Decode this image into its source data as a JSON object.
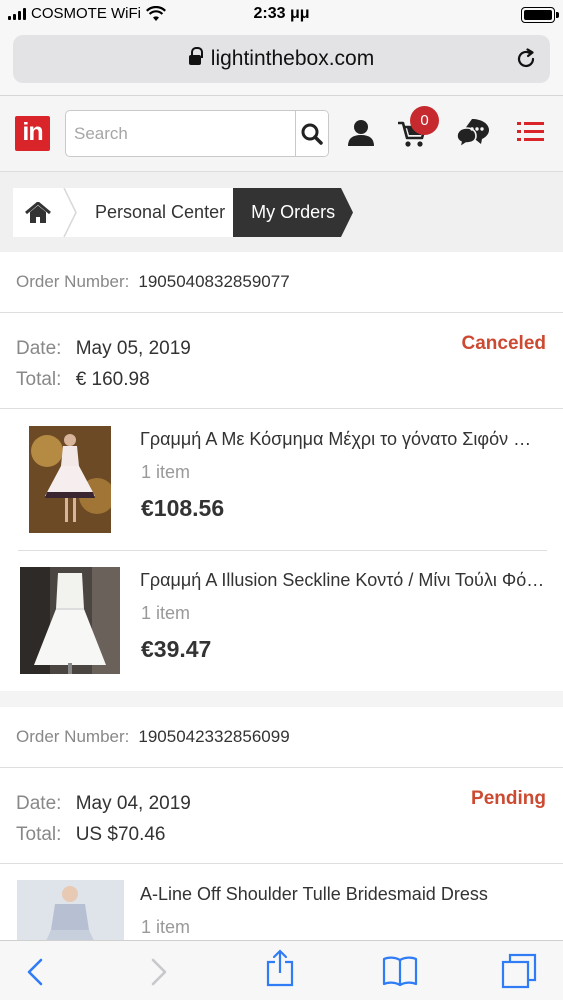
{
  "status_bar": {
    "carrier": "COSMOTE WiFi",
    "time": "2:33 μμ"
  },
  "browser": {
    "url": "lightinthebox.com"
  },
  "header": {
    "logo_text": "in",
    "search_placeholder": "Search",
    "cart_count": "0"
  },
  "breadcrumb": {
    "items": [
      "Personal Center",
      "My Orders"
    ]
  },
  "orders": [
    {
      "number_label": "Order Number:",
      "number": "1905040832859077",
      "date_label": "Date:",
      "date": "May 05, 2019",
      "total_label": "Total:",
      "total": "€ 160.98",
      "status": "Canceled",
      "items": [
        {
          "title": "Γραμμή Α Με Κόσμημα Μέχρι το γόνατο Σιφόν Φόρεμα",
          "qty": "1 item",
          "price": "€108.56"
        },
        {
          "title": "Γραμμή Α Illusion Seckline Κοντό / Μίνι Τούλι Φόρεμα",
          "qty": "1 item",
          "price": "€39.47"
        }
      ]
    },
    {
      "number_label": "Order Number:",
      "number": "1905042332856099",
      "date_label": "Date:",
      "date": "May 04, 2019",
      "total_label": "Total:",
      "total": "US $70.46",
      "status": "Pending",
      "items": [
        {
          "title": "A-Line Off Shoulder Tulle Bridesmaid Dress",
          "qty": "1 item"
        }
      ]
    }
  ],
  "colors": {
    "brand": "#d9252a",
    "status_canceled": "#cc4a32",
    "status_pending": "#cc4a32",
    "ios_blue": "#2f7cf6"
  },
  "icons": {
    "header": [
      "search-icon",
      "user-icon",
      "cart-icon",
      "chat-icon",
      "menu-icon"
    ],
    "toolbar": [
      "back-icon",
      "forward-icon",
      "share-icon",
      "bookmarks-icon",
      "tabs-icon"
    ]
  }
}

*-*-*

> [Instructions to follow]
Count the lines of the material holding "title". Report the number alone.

> [Output]
3